Records provided
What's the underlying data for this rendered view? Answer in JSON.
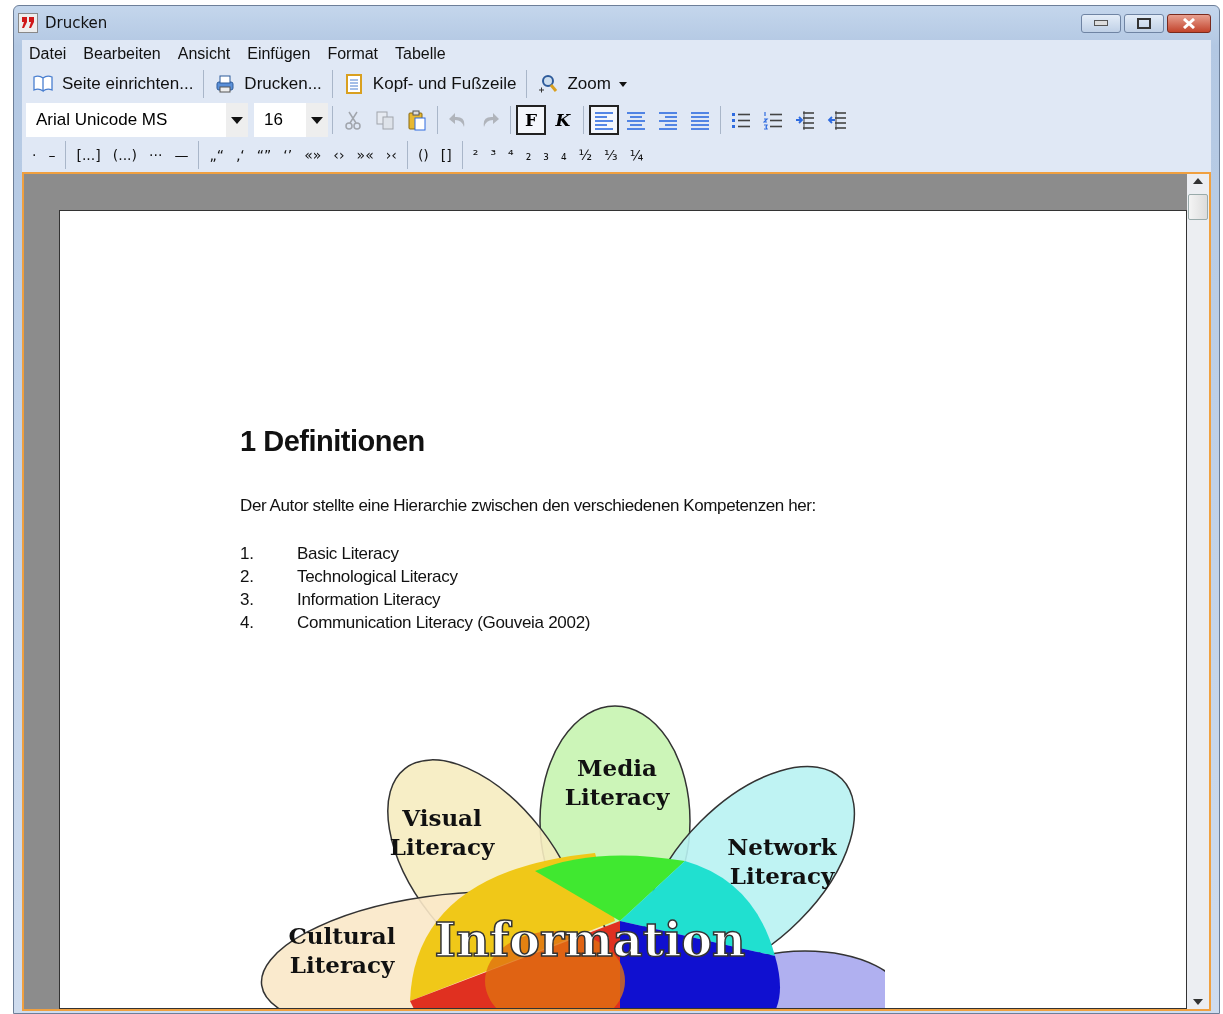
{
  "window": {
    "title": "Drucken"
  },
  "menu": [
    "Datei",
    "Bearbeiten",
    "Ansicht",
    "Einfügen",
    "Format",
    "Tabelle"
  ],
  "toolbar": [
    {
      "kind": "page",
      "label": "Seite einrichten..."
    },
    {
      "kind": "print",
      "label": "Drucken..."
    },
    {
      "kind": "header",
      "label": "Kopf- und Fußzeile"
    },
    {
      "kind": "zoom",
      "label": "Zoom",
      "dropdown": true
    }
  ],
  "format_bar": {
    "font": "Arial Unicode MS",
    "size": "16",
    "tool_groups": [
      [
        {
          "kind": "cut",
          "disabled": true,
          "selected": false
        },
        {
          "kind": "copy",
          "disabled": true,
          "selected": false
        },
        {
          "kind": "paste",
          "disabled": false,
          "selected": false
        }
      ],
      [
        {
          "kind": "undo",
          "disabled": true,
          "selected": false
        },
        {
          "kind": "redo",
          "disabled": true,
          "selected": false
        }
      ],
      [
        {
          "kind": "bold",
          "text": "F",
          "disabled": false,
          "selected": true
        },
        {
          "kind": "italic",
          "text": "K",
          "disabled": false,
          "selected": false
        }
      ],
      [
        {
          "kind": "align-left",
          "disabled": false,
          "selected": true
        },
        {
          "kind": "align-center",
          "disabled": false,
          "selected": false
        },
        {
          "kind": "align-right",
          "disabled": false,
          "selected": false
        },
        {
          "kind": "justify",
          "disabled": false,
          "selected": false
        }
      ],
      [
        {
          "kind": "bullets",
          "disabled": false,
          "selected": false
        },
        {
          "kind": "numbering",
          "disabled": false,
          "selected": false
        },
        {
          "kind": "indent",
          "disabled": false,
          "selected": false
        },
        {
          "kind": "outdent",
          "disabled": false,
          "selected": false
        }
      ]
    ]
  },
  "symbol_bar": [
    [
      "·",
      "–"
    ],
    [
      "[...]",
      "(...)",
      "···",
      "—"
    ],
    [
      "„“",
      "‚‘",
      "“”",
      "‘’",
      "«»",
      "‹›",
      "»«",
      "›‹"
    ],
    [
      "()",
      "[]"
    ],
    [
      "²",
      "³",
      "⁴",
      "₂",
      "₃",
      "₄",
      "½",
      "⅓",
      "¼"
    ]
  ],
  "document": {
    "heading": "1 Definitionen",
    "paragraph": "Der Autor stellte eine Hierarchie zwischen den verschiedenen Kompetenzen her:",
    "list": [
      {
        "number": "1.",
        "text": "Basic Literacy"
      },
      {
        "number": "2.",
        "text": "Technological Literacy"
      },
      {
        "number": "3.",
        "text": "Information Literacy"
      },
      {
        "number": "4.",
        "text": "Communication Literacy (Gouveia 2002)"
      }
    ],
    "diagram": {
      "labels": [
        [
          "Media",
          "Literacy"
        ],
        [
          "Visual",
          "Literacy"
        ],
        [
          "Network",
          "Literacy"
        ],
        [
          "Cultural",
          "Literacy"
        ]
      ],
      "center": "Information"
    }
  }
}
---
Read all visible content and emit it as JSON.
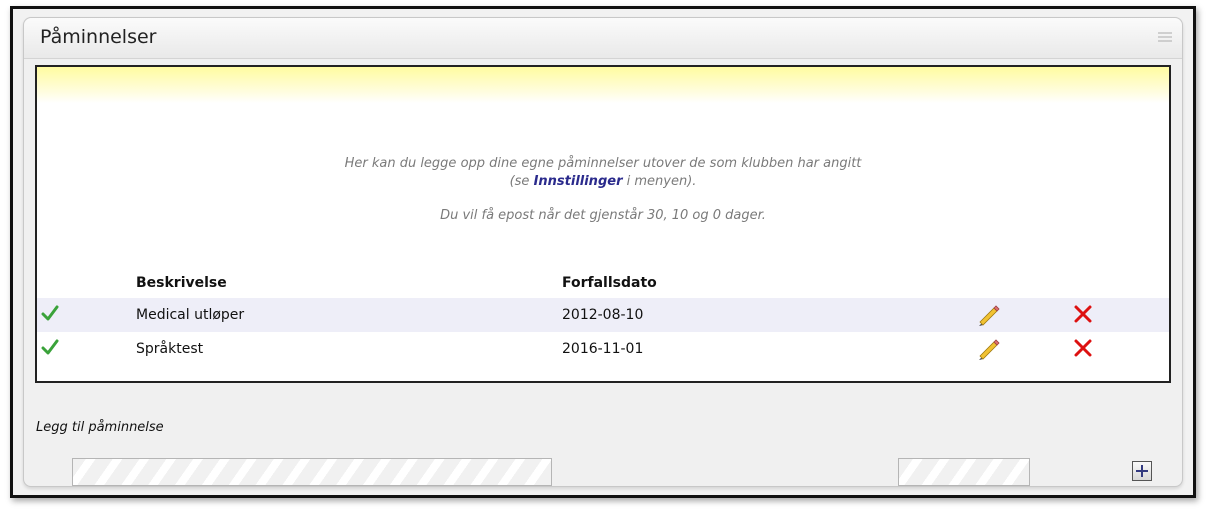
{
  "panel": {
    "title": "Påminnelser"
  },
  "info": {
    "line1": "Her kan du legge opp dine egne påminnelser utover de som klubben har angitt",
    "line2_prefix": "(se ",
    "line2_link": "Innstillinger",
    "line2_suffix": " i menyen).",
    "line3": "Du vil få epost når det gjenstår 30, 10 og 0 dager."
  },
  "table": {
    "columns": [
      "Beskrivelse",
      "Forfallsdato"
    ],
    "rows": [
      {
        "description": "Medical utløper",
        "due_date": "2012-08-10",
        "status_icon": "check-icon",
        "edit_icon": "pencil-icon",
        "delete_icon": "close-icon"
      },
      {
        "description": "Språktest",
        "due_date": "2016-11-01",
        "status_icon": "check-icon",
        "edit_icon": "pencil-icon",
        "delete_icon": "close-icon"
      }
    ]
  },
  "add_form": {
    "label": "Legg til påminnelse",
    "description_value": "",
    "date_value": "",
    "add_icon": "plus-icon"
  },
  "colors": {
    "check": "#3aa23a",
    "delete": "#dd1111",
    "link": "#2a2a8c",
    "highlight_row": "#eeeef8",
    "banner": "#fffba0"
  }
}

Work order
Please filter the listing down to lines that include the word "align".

Output for this exercise
          "kind": "align-left",
          "kind": "align-center",
          "kind": "align-right",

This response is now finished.